● Work order:
Each line in the entries below that holds the string "name" is to be listed.

+===+

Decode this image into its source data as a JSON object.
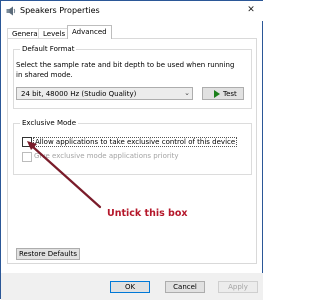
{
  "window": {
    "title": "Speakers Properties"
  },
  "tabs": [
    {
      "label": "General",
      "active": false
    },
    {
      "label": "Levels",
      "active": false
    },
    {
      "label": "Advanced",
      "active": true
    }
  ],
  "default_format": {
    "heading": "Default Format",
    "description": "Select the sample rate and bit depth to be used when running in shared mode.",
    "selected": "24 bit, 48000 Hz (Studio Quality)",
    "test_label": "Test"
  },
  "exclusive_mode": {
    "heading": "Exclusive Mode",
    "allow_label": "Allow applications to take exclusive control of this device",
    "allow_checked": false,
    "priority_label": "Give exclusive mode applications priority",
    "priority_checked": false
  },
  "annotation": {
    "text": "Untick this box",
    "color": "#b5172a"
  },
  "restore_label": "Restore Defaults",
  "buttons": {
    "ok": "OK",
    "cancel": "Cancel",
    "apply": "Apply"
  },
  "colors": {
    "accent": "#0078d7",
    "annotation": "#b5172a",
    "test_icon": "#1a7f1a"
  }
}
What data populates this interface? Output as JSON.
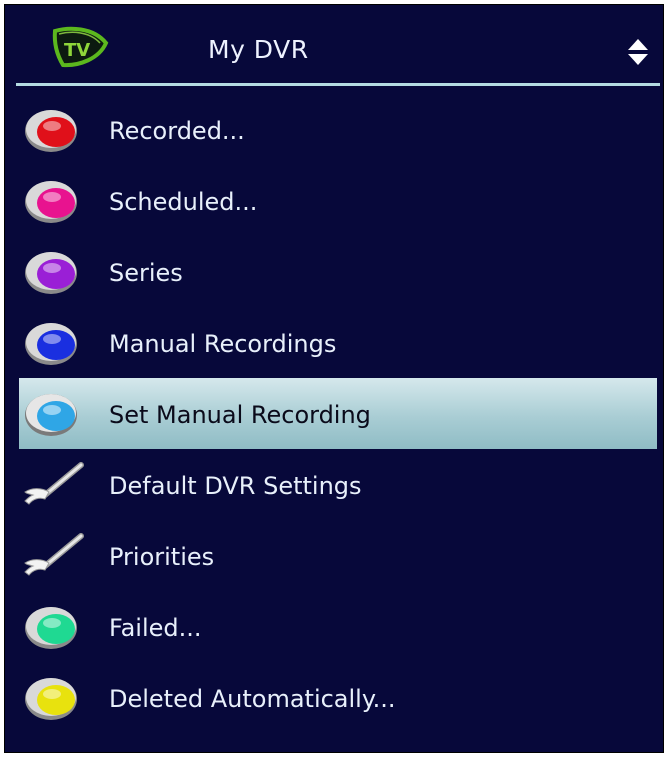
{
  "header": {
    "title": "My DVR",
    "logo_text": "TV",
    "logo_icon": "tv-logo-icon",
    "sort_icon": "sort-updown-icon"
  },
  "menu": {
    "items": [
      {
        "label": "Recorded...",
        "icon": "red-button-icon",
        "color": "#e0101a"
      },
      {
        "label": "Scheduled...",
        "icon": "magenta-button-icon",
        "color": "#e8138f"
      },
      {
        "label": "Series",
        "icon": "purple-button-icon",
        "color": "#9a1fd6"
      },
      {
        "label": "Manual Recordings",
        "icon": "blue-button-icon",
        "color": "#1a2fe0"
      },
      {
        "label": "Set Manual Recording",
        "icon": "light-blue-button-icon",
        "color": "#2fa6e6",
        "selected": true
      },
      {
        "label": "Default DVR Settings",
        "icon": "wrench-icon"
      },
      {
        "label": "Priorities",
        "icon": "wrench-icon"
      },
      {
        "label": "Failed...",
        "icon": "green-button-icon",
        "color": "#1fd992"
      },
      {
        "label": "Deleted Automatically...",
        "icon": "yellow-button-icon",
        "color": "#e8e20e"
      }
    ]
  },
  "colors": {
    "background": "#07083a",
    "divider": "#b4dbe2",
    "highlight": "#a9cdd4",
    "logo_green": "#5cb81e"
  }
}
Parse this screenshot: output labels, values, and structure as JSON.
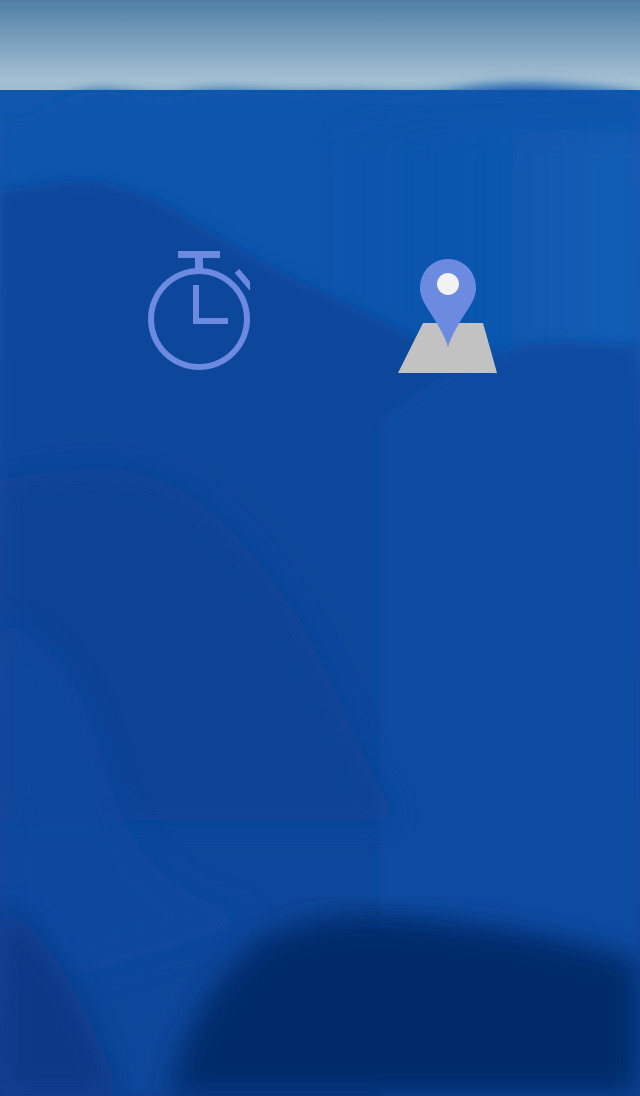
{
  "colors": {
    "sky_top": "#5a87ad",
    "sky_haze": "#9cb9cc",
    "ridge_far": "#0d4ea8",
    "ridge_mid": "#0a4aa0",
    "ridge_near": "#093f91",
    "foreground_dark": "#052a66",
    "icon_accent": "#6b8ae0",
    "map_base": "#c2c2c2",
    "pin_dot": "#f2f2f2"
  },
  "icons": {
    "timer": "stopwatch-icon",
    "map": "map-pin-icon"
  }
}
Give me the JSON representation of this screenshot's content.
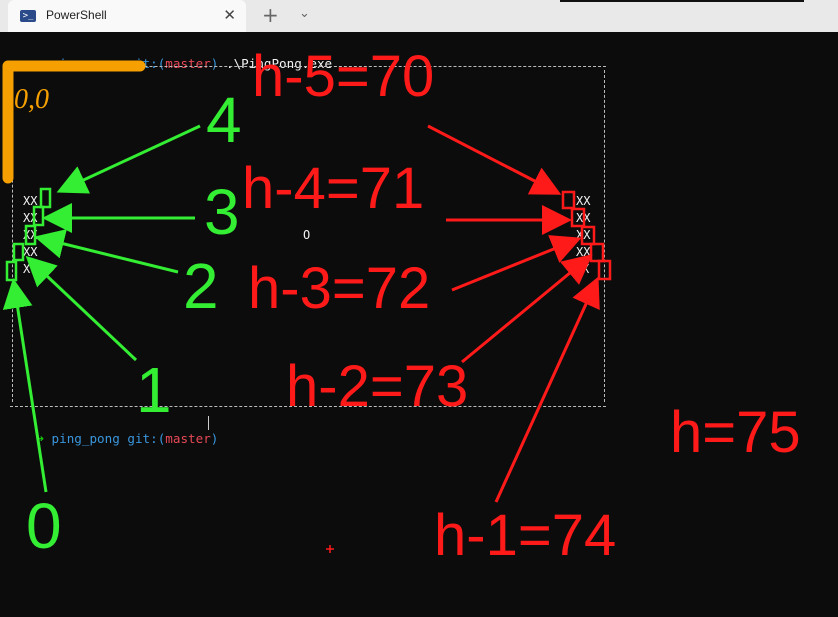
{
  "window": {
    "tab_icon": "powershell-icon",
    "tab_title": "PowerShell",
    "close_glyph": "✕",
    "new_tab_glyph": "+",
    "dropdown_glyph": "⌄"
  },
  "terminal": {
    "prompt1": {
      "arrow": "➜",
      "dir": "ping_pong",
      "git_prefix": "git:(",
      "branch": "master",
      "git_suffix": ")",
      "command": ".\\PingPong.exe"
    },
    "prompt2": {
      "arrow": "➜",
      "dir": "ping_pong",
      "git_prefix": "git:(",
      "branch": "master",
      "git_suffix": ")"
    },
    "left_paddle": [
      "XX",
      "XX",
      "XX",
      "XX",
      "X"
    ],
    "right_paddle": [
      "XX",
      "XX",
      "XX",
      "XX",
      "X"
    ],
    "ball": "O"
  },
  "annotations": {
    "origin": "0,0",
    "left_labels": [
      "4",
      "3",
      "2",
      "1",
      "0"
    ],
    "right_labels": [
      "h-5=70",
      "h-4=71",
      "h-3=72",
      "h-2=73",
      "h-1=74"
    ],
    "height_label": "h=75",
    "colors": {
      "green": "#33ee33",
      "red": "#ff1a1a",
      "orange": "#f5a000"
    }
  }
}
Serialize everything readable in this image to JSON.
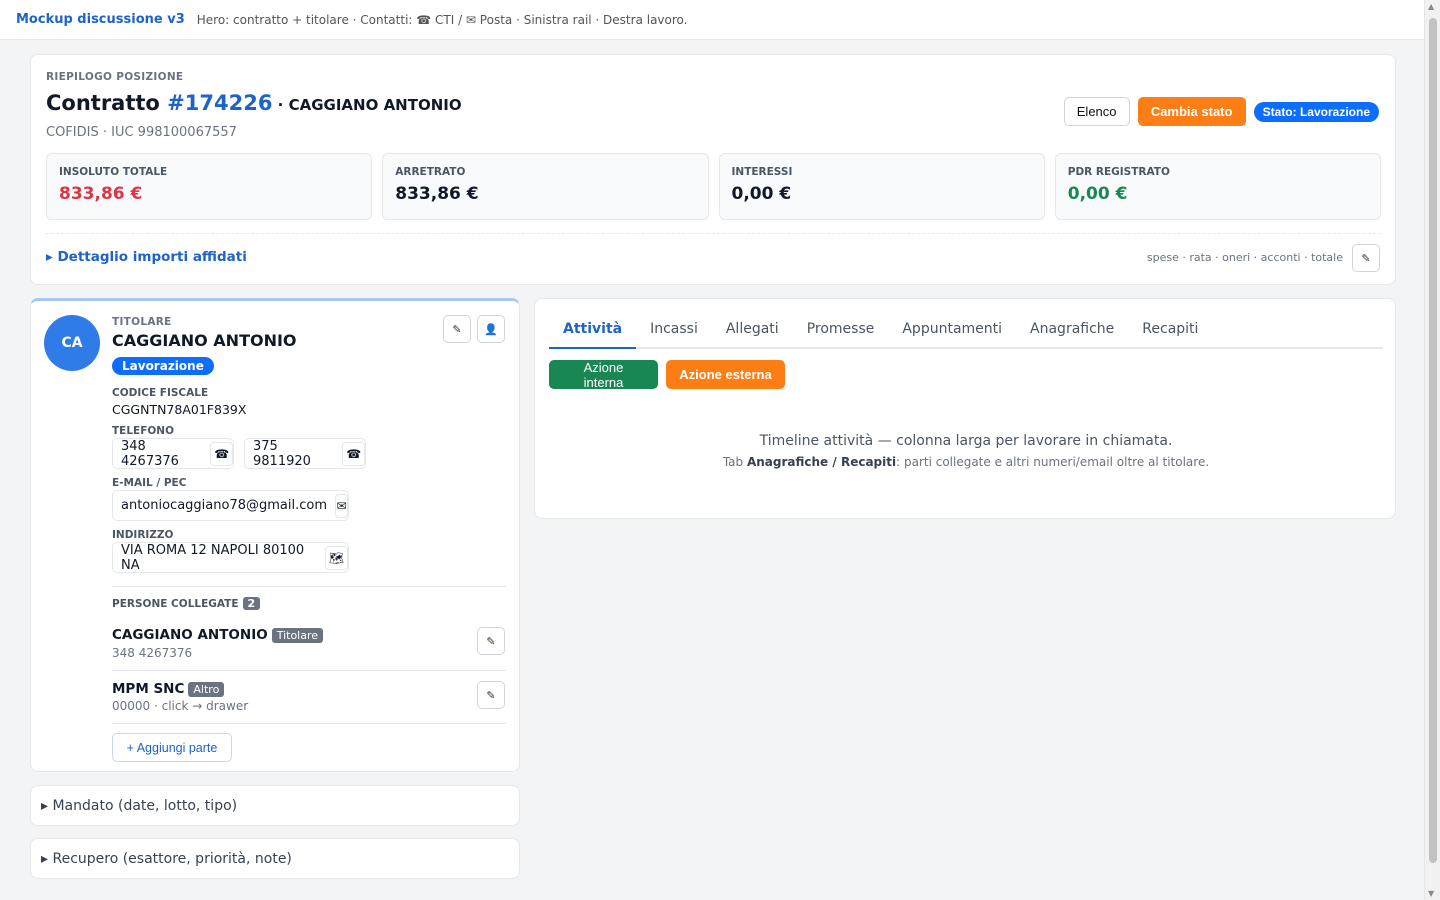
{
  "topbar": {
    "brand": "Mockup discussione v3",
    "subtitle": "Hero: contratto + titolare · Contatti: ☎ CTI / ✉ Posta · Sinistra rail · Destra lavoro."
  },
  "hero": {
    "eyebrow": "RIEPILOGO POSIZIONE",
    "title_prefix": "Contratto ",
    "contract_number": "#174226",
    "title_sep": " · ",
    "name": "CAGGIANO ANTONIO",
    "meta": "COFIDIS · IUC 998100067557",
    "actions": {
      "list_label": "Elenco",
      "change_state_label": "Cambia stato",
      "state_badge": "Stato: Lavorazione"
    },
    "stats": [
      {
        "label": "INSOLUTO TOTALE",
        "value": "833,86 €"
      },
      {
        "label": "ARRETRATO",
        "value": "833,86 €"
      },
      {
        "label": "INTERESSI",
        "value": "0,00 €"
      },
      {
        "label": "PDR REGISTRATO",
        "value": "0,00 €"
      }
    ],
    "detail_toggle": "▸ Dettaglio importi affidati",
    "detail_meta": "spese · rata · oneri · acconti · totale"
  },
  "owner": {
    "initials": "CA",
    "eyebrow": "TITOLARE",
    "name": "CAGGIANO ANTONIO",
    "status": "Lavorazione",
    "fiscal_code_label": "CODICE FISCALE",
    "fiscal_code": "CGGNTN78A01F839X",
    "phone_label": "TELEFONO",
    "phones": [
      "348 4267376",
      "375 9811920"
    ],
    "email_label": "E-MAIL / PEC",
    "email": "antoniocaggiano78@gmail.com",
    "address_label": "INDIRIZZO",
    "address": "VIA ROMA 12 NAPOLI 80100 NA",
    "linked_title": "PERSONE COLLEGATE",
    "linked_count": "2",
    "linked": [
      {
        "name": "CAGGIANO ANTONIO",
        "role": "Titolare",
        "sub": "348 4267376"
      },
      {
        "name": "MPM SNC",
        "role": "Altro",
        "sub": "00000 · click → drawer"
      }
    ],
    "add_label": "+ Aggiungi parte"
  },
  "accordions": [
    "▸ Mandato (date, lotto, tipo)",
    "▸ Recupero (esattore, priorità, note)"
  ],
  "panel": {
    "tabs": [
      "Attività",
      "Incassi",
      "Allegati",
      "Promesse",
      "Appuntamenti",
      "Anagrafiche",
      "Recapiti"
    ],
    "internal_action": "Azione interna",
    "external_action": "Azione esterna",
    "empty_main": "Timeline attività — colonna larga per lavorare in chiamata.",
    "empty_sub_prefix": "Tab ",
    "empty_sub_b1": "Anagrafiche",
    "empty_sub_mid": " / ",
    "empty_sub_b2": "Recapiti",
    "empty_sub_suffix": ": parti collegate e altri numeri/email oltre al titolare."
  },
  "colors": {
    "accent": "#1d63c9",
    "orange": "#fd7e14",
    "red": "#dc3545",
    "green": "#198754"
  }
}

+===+

● Output:
    "name": "CAGGIANO ANTONIO",
    "name": "CAGGIANO ANTONIO",
        "name": "CAGGIANO ANTONIO",
        "name": "MPM SNC",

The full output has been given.